U.S. Classification280/777, 74/492
International ClassificationB62D1/19
Cooperative ClassificationB62D1/195
European ClassificationB62D1/19C
Legal Events
DateCodeEventDescription
Nov 2, 1999ASAssignment
Apr 28, 2003ASAssignment
Mar 29, 2005FPAYFee payment
Year of fee payment: 4
Mar 4, 2009FPAYFee payment
Year of fee payment: 8
Dec 21, 2012ASAssignment
Owner name: JPMORGAN CHASE BANK, N.A., AS COLLATERAL AGENT, NE
Free format text: SECURITY AGREEMENT;ASSIGNORS:TRW VEHICLE SAFETY SYSTEMS INC.;TRW AUTOMOTIVE U.S. LLC;KELSEY-HAYES COMPANY;REEL/FRAME:029529/0534
Effective date: 20120928
May 10, 2013REMIMaintenance fee reminder mailed
Oct 2, 2013LAPSLapse for failure to pay maintenance fees
Nov 15, 2013ASAssignment
Owner name: TRW INTELLECTUAL PROPERTY CORP., MICHIGAN
Free format text: RELEASE OF SECURITY INTEREST;ASSIGNOR:JPMORGAN CHASE BANK, N.A.;REEL/FRAME:031645/0697
Effective date: 20131028
Owner name: TRW VEHICLE SAFETY SYSTEMS INC., MICHIGAN
Free format text: RELEASE OF SECURITY INTEREST;ASSIGNOR:JPMORGAN CHASE BANK, N.A.;REEL/FRAME:031645/0697
Effective date: 20131028
Owner name: KELSEY-HAYES COMPANY, MICHIGAN
Free format text: RELEASE OF SECURITY INTEREST;ASSIGNOR:JPMORGAN CHASE BANK, N.A.;REEL/FRAME:031645/0697
Effective date: 20131028
Owner name: TRW AUTOMOTIVE U.S. LLC, MICHIGAN
Free format text: RELEASE OF SECURITY INTEREST;ASSIGNOR:JPMORGAN CHASE BANK, N.A.;REEL/FRAME:031645/0697

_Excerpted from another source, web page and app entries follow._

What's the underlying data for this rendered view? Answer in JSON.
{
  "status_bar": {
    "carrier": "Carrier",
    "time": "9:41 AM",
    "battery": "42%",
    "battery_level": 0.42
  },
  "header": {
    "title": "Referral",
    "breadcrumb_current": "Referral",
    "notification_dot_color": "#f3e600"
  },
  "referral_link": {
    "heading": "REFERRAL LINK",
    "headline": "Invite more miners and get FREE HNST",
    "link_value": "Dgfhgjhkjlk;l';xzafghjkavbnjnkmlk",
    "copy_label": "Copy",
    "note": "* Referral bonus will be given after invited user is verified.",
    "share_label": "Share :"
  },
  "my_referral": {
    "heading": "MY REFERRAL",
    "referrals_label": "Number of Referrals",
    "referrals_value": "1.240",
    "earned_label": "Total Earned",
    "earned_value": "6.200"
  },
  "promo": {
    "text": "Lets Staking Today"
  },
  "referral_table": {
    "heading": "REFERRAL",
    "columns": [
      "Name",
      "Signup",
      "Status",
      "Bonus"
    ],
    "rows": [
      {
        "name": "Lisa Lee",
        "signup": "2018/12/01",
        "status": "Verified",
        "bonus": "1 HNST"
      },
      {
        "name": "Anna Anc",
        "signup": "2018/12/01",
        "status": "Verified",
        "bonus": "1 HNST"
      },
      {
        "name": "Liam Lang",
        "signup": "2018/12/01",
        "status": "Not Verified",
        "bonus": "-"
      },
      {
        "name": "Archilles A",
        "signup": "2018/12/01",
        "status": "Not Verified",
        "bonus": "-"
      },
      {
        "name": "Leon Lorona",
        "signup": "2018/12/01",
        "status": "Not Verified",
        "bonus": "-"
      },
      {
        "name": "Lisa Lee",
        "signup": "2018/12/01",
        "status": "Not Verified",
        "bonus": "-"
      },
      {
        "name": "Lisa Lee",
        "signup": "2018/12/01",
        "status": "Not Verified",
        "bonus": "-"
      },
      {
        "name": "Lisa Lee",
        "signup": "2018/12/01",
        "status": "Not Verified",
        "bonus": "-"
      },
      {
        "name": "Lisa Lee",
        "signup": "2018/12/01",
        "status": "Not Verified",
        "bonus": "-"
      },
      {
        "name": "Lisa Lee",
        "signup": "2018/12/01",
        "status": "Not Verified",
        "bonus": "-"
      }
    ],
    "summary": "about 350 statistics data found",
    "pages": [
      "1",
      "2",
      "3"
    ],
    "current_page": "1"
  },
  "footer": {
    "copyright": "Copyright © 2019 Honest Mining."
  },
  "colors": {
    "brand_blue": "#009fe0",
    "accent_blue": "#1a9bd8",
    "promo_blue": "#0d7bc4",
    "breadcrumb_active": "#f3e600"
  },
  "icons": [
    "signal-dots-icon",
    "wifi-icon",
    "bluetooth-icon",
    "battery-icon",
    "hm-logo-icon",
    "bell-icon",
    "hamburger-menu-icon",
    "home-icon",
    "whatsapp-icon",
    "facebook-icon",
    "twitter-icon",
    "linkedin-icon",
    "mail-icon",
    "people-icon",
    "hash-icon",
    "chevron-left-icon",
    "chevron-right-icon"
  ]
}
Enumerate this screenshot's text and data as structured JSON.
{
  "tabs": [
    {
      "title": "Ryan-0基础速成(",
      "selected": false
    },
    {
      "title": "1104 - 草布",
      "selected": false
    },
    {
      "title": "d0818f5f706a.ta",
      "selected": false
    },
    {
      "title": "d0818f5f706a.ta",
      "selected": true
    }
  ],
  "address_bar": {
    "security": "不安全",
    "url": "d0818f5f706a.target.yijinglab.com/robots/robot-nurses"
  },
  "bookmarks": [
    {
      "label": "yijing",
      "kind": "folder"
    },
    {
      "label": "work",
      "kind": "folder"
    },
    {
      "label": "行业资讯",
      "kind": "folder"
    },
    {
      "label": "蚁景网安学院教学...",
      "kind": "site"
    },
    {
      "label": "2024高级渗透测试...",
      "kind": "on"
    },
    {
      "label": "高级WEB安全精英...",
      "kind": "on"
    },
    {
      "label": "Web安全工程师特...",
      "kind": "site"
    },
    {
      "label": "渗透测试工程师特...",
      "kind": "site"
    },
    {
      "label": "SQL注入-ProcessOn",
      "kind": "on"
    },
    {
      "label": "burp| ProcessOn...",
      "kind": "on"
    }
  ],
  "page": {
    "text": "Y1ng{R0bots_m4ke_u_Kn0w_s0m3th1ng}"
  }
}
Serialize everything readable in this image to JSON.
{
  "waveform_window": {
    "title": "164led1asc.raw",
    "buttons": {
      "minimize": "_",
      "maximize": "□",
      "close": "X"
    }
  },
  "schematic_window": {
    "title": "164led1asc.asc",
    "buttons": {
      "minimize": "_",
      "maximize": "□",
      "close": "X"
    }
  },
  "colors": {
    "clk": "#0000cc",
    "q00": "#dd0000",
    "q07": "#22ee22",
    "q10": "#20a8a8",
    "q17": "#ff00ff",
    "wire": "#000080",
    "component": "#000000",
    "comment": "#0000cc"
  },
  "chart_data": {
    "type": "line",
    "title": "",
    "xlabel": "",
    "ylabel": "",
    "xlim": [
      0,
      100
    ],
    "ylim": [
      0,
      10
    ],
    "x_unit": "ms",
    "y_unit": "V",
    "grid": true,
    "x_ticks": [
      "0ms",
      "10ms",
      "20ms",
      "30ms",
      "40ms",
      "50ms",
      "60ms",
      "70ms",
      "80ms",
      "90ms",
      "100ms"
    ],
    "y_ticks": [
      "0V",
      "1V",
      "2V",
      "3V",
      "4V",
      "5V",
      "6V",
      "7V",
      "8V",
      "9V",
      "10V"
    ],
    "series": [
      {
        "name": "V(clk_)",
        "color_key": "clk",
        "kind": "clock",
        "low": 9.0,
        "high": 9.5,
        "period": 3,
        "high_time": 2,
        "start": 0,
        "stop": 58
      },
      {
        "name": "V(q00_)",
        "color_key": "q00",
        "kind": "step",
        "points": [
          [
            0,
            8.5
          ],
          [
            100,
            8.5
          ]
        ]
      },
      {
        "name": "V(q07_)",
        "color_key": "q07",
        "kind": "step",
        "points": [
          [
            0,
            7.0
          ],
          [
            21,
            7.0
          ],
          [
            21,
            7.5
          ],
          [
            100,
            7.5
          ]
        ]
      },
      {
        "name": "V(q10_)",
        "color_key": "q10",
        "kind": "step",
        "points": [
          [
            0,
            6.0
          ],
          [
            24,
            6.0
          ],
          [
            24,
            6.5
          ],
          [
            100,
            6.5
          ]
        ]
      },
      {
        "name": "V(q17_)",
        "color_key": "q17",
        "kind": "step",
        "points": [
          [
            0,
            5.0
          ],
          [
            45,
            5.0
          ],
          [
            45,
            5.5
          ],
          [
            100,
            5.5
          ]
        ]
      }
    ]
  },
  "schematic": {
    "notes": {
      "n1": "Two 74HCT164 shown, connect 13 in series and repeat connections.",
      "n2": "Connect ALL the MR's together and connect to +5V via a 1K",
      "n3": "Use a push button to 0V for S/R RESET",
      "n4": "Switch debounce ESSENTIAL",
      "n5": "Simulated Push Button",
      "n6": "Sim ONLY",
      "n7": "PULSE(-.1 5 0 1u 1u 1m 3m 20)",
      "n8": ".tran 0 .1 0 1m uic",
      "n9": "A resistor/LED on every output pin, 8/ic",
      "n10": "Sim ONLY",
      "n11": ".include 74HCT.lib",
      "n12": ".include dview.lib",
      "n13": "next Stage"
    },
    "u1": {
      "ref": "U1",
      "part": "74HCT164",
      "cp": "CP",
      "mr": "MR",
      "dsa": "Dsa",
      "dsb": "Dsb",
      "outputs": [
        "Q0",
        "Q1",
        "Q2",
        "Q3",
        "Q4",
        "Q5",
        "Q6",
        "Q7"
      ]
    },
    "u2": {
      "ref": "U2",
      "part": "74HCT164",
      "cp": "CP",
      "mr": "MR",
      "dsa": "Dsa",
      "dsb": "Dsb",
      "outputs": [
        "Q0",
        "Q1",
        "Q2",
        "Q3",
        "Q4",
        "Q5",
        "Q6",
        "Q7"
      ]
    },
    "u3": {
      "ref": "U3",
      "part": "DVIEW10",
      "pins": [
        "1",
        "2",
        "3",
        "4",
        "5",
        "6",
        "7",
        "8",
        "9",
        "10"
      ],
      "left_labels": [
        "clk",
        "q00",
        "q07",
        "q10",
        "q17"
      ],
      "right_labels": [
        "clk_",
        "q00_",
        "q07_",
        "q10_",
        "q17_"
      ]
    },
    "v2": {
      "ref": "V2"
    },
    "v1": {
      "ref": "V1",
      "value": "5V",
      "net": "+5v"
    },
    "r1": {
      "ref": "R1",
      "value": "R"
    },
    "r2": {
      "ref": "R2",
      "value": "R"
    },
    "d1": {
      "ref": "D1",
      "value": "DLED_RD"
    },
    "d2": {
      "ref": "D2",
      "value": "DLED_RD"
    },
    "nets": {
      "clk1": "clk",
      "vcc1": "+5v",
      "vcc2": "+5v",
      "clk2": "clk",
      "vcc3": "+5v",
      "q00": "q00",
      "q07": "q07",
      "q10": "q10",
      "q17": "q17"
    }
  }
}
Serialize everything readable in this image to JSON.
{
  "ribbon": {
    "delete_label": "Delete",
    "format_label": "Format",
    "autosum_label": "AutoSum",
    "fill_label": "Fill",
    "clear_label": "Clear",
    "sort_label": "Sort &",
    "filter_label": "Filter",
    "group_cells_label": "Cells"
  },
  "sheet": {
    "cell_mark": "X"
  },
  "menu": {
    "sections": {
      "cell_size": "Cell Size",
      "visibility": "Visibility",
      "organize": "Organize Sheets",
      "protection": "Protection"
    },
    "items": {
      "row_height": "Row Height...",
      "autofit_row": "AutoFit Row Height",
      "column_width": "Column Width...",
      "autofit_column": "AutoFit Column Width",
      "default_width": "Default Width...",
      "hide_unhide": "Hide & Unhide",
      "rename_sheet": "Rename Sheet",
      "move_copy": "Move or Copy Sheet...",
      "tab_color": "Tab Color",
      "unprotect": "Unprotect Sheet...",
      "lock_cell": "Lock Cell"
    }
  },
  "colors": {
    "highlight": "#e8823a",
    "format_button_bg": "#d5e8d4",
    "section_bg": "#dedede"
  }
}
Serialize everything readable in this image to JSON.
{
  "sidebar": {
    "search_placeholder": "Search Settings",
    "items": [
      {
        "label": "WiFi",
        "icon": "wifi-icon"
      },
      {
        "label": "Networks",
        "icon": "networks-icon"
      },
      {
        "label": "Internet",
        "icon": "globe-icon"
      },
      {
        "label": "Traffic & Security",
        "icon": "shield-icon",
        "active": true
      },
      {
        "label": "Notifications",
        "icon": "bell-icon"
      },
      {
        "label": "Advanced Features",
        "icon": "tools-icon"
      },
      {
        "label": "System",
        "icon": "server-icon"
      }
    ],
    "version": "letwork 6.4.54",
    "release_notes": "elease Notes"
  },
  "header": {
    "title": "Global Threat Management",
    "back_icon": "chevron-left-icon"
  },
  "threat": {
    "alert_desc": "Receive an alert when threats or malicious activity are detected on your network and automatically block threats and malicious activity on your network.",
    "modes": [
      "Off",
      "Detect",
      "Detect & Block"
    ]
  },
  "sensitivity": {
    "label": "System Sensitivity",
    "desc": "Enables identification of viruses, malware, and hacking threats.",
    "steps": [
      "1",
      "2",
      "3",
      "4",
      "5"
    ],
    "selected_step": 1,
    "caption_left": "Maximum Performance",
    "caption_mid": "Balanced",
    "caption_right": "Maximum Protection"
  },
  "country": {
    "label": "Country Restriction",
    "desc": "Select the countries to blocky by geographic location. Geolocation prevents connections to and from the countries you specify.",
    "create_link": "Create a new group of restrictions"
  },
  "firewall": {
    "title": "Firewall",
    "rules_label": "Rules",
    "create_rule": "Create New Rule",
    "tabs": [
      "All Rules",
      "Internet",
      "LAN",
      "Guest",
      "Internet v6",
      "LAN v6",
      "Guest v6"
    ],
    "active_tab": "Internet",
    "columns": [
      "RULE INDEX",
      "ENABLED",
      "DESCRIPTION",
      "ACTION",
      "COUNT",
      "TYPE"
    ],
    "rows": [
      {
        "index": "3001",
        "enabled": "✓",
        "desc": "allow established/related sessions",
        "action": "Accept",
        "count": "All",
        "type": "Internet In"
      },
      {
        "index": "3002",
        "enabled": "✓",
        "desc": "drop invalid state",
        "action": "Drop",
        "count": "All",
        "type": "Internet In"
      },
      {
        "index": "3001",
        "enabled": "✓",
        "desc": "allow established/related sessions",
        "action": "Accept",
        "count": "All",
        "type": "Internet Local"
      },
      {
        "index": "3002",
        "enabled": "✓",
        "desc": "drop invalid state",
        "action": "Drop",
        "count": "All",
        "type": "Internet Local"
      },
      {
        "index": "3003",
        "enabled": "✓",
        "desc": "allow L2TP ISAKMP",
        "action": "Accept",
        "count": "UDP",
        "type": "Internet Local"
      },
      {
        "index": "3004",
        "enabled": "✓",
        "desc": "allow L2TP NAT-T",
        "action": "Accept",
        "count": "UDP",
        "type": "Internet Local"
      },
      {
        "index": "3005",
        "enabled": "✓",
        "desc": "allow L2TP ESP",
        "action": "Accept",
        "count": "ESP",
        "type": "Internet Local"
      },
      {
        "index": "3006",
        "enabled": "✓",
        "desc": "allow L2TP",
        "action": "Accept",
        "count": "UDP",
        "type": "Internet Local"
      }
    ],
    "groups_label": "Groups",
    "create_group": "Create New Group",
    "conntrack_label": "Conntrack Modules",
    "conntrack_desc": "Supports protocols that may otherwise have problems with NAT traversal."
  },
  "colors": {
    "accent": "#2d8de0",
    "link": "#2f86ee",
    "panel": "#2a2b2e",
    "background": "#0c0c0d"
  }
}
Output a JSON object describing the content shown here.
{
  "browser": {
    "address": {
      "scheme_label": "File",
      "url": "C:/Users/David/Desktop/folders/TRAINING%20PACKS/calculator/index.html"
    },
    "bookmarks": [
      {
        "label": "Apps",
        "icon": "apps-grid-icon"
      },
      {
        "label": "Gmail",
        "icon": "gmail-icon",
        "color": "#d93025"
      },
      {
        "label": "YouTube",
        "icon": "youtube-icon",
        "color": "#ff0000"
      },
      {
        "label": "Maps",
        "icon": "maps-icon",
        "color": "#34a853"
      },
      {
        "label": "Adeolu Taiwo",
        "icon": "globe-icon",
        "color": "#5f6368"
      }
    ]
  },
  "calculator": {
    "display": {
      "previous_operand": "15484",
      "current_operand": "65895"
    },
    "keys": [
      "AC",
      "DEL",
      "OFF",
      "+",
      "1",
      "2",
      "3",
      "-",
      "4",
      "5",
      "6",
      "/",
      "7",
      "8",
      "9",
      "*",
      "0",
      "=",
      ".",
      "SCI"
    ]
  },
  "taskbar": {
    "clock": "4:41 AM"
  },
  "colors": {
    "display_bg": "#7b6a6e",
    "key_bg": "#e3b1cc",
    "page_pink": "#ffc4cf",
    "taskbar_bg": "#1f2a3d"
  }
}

Effective date: 20131028
Nov 19, 2013FPExpired due to failure to pay maintenance fee
Effective date: 20131002